**Aim of the exercise**:
Among the entries that follow, find the lines containing the string "here" and copy them.
----- Given data -----
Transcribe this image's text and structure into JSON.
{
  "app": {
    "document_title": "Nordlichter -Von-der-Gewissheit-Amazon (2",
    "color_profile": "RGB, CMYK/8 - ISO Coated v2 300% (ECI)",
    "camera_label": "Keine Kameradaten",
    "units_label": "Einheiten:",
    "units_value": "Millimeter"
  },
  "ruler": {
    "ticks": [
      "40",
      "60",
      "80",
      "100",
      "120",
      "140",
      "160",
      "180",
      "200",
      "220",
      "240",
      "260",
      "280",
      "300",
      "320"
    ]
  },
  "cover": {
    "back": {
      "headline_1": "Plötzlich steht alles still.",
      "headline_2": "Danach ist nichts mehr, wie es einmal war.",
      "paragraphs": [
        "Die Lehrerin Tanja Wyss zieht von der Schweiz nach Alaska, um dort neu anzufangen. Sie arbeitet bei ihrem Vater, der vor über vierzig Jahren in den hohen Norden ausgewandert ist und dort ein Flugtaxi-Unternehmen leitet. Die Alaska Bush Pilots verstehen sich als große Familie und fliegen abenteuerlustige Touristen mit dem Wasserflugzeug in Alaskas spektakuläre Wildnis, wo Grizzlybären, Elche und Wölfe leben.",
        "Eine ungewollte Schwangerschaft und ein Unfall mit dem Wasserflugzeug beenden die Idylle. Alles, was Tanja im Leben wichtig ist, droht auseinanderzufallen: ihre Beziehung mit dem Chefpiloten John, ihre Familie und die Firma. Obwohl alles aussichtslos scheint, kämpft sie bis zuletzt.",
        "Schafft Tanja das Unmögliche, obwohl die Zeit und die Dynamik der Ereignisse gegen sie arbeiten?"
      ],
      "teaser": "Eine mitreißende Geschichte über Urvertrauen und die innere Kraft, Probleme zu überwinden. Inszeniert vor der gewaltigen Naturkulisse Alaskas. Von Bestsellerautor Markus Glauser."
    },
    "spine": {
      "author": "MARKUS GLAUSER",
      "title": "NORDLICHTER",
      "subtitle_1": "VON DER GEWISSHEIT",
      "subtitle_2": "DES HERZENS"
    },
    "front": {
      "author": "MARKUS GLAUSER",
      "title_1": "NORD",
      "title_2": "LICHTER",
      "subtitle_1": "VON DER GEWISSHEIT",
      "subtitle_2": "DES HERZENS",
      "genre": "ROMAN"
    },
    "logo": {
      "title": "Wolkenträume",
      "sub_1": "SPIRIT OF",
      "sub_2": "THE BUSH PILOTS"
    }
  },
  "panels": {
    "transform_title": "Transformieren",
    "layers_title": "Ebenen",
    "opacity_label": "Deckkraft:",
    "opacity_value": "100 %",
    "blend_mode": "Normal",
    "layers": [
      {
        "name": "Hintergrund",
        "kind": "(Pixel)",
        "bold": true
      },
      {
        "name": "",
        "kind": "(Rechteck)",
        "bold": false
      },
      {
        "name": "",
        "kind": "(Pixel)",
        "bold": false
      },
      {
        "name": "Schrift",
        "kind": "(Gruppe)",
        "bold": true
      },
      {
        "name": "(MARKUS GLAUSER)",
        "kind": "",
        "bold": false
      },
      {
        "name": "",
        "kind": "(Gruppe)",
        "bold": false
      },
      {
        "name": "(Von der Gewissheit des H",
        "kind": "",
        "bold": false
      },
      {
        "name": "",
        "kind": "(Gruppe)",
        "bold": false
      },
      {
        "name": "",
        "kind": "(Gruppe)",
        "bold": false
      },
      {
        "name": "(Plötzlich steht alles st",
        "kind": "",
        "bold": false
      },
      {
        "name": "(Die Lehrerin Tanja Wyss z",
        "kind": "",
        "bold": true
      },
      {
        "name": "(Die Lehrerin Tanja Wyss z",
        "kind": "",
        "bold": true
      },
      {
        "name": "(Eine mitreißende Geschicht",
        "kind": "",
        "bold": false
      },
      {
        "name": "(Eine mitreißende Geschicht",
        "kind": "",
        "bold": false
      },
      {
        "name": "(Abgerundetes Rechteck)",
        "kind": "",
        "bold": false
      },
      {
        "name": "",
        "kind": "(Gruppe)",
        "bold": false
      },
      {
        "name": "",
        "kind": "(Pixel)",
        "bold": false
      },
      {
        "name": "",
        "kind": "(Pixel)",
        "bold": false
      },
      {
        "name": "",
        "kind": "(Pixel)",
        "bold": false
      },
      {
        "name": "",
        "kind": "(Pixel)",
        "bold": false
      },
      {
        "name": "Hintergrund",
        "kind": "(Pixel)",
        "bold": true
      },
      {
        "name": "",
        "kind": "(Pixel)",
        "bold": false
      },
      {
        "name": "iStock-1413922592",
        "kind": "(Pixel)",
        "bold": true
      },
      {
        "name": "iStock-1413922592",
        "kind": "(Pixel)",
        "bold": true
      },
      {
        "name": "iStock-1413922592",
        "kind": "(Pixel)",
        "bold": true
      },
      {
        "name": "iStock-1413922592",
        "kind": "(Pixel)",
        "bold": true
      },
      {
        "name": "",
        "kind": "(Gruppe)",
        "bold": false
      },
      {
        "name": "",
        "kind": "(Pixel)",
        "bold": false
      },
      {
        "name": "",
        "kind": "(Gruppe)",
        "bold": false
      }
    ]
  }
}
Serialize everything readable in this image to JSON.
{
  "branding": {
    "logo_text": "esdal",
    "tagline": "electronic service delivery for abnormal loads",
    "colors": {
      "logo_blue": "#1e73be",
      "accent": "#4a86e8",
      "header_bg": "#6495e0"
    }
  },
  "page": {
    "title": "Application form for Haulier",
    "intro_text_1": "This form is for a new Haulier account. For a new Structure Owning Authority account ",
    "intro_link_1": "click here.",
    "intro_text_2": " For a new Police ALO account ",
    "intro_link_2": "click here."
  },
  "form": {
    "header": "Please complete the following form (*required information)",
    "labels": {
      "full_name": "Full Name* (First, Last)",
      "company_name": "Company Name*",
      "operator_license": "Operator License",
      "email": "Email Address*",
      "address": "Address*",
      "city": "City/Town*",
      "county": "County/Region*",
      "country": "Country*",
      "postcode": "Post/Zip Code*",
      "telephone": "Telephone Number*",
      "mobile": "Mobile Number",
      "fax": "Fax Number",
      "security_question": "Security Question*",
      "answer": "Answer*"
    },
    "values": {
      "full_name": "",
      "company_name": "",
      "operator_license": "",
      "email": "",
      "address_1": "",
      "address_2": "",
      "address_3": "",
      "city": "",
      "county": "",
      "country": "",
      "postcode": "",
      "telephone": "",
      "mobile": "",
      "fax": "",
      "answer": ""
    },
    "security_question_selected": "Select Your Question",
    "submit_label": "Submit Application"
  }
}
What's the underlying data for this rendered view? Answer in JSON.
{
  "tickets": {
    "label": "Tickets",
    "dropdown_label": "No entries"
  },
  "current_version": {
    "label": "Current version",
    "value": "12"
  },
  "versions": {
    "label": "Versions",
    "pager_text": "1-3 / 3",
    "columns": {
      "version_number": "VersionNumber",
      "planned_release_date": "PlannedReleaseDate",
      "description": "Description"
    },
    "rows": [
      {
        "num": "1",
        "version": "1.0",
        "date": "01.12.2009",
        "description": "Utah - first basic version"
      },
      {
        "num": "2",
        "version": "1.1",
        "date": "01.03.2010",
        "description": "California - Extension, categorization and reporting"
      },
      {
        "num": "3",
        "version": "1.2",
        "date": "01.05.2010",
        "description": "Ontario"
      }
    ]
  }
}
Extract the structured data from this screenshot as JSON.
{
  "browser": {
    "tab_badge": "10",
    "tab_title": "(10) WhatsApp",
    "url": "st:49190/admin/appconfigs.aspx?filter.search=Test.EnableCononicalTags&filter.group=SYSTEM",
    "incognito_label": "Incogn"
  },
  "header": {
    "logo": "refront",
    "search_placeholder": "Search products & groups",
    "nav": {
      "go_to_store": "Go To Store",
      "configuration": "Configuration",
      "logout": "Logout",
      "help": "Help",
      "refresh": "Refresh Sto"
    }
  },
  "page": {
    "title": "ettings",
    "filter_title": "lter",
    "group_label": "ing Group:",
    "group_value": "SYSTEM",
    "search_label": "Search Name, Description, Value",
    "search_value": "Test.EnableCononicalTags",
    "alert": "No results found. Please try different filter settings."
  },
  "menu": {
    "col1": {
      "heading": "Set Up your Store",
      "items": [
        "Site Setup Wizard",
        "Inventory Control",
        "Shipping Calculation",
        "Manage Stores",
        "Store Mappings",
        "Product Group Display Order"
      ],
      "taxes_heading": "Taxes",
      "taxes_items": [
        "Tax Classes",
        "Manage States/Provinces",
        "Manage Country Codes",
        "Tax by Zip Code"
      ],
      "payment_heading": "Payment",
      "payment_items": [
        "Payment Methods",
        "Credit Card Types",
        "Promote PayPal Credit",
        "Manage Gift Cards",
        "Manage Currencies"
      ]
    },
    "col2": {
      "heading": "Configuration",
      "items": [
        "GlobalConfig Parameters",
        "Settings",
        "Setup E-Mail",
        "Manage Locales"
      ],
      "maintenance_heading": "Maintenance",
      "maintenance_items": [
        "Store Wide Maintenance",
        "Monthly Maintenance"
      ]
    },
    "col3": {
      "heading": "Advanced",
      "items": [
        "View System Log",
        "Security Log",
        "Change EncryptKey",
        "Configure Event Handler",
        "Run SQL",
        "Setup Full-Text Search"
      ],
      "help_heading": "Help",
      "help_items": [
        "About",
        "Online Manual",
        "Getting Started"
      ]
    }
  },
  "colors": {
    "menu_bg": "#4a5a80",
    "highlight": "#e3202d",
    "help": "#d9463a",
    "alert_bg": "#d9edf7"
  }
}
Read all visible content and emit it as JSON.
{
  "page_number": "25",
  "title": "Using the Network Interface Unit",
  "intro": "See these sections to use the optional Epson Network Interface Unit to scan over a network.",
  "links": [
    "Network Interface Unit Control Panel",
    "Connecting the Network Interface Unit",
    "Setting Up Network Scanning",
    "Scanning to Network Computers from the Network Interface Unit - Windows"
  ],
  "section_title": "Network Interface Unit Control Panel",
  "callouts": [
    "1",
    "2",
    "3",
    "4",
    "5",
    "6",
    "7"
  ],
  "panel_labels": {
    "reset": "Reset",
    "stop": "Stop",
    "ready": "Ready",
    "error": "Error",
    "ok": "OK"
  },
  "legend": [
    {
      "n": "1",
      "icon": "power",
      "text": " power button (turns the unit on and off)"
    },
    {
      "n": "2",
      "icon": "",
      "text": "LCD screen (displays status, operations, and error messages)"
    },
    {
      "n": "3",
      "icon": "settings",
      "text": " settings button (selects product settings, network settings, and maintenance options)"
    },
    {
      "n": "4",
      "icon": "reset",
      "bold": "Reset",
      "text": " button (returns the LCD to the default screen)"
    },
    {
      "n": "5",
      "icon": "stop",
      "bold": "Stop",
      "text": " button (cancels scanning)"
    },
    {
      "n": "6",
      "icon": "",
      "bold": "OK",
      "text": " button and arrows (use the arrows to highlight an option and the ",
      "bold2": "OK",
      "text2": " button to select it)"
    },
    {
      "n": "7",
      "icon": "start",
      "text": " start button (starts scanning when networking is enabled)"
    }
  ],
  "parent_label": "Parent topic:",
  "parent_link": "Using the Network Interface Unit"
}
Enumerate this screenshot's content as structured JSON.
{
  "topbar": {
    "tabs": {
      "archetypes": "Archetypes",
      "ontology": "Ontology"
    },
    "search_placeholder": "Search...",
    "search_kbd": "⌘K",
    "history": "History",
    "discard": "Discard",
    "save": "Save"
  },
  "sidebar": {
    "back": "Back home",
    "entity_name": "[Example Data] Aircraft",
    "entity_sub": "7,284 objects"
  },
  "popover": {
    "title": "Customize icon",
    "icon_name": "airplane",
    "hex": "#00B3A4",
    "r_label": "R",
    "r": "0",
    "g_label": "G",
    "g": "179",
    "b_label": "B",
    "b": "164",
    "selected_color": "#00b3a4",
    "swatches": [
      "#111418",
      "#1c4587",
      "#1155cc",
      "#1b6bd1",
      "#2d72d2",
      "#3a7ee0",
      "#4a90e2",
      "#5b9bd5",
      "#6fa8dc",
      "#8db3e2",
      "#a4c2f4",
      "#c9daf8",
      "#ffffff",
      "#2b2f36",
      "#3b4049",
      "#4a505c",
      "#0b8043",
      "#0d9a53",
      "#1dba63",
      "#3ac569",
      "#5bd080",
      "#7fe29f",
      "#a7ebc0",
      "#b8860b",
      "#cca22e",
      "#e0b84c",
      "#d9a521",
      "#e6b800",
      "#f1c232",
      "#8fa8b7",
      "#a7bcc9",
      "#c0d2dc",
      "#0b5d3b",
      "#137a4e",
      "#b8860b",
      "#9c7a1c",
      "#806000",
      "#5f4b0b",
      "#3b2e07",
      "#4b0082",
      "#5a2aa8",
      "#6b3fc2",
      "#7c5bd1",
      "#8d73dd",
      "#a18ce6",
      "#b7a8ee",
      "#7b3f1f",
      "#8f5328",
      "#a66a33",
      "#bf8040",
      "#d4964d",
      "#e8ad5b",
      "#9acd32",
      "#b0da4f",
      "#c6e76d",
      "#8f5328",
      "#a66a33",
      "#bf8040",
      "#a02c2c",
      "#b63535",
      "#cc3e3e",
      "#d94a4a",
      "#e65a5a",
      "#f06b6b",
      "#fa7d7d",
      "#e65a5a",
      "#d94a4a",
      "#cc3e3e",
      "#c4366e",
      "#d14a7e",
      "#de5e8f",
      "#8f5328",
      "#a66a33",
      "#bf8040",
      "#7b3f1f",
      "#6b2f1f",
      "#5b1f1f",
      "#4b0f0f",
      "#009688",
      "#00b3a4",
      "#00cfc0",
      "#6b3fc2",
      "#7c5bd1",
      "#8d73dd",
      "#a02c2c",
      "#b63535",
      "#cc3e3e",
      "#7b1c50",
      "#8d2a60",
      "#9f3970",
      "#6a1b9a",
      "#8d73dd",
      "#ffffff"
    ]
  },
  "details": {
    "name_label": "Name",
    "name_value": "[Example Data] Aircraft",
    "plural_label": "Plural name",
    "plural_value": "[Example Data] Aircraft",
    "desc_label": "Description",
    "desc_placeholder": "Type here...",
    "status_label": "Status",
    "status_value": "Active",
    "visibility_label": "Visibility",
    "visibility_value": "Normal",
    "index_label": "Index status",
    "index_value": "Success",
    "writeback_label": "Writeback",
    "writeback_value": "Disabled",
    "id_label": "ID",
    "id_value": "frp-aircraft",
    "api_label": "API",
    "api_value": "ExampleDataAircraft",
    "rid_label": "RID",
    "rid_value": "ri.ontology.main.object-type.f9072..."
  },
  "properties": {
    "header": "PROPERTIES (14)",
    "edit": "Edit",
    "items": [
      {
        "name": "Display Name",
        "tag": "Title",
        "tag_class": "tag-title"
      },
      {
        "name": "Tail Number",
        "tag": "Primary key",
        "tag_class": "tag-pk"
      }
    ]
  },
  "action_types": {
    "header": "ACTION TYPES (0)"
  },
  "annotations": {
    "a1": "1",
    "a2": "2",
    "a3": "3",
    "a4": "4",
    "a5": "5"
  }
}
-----
**Exercise output**:
    "intro_link_1": "click here.",
    "intro_link_2": "click here."
    "desc_placeholder": "Type here...",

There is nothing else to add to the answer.